Task item :: Your job is to return every line of the listing holding the string "icon".

Entries provided ::
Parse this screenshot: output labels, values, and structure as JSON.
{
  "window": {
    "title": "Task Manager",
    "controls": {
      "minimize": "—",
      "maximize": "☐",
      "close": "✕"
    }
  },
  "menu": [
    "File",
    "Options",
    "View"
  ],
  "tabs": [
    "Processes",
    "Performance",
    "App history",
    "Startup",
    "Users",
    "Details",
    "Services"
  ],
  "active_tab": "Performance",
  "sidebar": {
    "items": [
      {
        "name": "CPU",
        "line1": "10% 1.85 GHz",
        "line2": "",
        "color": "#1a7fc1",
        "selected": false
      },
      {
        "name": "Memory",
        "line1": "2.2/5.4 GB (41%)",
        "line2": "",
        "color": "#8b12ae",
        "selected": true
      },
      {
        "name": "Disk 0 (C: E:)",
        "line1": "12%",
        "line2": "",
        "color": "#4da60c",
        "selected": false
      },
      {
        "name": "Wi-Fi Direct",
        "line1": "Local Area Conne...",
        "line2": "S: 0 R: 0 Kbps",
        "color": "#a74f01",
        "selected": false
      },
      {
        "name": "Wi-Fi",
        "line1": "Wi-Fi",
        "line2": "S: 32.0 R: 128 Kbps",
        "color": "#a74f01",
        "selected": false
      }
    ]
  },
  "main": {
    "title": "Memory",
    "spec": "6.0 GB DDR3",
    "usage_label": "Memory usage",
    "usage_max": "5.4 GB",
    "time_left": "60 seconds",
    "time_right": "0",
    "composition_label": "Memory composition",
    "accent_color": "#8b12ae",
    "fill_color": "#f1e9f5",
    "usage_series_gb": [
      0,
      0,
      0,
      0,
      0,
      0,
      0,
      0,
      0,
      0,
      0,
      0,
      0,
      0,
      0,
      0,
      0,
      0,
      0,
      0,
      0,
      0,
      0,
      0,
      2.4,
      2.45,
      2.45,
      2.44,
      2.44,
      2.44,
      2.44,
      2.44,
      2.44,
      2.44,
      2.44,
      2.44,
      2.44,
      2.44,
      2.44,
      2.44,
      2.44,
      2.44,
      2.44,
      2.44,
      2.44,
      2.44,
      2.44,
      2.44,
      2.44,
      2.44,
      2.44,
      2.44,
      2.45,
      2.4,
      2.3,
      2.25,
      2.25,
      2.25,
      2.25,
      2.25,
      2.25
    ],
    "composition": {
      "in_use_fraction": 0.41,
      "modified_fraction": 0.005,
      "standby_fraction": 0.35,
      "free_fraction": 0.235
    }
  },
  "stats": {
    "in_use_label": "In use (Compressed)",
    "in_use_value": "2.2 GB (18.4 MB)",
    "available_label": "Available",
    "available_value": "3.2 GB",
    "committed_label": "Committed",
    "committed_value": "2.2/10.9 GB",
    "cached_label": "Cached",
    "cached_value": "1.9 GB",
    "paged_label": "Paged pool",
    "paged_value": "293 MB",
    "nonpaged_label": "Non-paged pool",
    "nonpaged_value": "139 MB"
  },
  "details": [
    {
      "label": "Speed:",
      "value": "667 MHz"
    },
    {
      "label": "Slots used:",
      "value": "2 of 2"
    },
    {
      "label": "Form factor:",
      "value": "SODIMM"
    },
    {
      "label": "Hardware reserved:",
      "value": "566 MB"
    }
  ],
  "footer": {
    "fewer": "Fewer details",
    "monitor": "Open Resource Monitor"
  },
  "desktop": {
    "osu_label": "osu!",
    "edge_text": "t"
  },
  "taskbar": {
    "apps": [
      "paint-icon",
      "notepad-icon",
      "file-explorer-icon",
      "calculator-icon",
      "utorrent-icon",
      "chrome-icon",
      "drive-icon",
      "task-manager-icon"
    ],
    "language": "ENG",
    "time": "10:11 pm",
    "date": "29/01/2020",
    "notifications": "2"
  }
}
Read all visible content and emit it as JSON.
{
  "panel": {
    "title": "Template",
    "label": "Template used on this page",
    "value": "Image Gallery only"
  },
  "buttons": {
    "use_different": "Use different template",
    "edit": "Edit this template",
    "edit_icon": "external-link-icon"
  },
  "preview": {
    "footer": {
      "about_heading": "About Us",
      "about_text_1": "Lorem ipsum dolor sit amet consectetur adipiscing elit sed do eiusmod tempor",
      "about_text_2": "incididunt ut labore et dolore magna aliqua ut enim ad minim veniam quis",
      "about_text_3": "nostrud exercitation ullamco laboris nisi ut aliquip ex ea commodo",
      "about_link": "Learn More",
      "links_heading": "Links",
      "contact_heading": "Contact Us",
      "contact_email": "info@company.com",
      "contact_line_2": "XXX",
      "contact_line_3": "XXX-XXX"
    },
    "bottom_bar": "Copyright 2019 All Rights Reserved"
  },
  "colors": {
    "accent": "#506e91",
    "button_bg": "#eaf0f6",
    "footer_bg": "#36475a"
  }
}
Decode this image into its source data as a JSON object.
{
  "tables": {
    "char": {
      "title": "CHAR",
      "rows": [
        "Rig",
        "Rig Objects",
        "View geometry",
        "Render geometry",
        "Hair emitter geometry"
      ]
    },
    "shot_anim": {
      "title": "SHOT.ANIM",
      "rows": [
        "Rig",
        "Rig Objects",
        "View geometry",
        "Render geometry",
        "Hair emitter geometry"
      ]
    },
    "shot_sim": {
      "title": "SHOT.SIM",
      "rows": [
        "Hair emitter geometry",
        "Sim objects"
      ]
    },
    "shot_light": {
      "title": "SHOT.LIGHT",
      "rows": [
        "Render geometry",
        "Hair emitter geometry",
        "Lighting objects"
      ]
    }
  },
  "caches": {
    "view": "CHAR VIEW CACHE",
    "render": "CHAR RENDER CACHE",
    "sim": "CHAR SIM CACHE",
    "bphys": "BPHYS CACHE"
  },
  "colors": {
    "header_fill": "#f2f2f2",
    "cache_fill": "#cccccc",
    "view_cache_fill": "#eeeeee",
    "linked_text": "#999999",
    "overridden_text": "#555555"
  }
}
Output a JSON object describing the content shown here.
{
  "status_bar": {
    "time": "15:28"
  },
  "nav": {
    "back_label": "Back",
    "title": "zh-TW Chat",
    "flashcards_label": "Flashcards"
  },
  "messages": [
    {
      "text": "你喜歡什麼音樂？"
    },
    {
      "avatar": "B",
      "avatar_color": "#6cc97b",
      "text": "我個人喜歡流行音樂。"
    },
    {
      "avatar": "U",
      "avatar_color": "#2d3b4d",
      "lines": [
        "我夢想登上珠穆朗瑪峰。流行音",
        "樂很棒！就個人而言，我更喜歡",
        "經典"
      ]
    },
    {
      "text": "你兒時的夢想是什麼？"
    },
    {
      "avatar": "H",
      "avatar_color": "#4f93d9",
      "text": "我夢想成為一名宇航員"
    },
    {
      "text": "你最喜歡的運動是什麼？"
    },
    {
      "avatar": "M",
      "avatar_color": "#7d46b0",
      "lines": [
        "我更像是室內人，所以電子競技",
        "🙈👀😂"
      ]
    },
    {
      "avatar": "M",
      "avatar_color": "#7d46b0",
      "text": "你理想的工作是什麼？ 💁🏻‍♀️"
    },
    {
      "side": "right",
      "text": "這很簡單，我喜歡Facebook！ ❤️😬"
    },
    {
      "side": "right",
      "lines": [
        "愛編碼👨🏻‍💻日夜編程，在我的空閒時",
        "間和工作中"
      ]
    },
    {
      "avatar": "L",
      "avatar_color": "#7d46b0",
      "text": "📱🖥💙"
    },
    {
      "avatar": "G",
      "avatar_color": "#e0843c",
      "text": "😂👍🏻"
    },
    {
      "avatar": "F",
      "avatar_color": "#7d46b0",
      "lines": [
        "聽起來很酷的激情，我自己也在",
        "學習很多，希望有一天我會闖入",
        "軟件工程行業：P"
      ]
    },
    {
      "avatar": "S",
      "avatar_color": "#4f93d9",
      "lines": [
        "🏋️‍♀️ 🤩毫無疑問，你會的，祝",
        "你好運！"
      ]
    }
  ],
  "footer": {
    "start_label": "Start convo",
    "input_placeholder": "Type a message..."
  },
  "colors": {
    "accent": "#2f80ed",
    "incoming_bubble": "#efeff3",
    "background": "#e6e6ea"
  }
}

Answer space ::
      "paint-icon",
      "notepad-icon",
      "file-explorer-icon",
      "calculator-icon",
      "utorrent-icon",
      "chrome-icon",
      "drive-icon",
      "task-manager-icon"
    "edit_icon": "external-link-icon"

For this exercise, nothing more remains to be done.